→ **EXERCISE AIM**
When the word "firefox" shows up in a line of the data below, copy that whole line.

→ **RECORDS FOR PROCESSING**
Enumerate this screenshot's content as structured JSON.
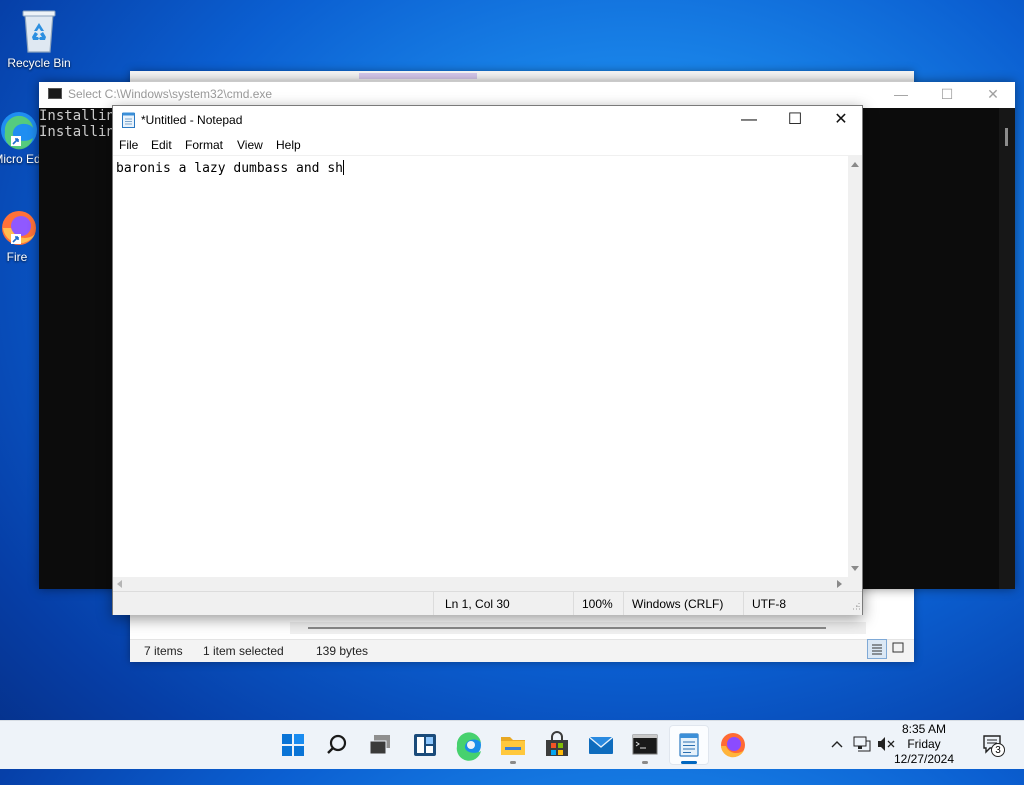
{
  "desktop": {
    "icons": [
      {
        "label": "Recycle Bin",
        "icon": "recycle-bin-icon"
      },
      {
        "label": "Micro Ed",
        "icon": "edge-shortcut-icon"
      },
      {
        "label": "Fire",
        "icon": "firefox-shortcut-icon"
      }
    ]
  },
  "explorer": {
    "status_items": "7 items",
    "status_selected": "1 item selected",
    "status_size": "139 bytes"
  },
  "cmd": {
    "title": "Select C:\\Windows\\system32\\cmd.exe",
    "lines": [
      "Installin",
      "Installin"
    ]
  },
  "notepad": {
    "title": "*Untitled - Notepad",
    "menu": [
      "File",
      "Edit",
      "Format",
      "View",
      "Help"
    ],
    "content": "baronis a lazy dumbass and sh",
    "status": {
      "position": "Ln 1, Col 30",
      "zoom": "100%",
      "line_ending": "Windows (CRLF)",
      "encoding": "UTF-8"
    }
  },
  "taskbar": {
    "apps": [
      "start",
      "search",
      "task-view",
      "widgets",
      "edge",
      "file-explorer",
      "store",
      "mail",
      "terminal",
      "notepad",
      "firefox"
    ],
    "active_app": "notepad",
    "clock": {
      "time": "8:35 AM",
      "day": "Friday",
      "date": "12/27/2024"
    },
    "notification_count": "3"
  },
  "colors": {
    "accent": "#0067c0",
    "desktop": "#0b5fd1",
    "console_bg": "#0c0c0c"
  }
}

→ **OUTPUT OF THE TASK**
        "icon": "firefox-shortcut-icon"
      "firefox"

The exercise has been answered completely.